When tourists stroll over Yellowstone’s 300 active geysers, they don’t understand that they are treading on one of Earth’s greatest time bombs.
The park itself is such a large super volcano, it has puzzled geophysicists for decades and with new discoveries using seismic technology, a research group has made a discovery.
Yellowstone’s magma reserves are greater than previously thought, say scientists from the University of Utah.
Discoveries of enough magma to fill the entire Grand Canyon 14 times over were published on Thursday in the journal Science. The large magma expanse is right under the park.
Yellowstone’s main heat source reaches down 440 to 1,800 miles beneath the Earth’s surface and comes from it’s molten core. It fuels the newly discovered reservoir of magma that lies on top of it.
The magma chamber lies on top of the reservoir. It is three to nine miles under the Earth’s surface and it fuels the geysers and steaming puddles.
The magma chamber alone has a volume of 2.5 times that of the Grand Canyon.
The massive bulk of magma cavities comprise of solid hot rock, which is hollow, and filled with pockets of liquified rock.
However, this discovery does not mean that there is any more magma than there was to begin with, the scientists say as well as having no signs of an imminent eruption.

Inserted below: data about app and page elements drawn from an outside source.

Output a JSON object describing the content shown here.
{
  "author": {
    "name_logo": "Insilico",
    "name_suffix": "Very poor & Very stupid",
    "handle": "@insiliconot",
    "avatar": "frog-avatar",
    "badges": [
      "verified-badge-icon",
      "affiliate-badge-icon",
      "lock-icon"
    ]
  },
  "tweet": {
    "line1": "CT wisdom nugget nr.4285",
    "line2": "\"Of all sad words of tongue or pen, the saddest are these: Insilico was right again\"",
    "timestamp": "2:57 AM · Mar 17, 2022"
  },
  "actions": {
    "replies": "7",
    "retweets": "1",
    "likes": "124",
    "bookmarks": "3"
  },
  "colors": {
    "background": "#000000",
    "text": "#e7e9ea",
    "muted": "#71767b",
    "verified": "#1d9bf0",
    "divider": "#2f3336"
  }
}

“The actual hazard is the same, but now we have a much better understanding of the complete crustal magma system,” said researcher Robert B. Smith.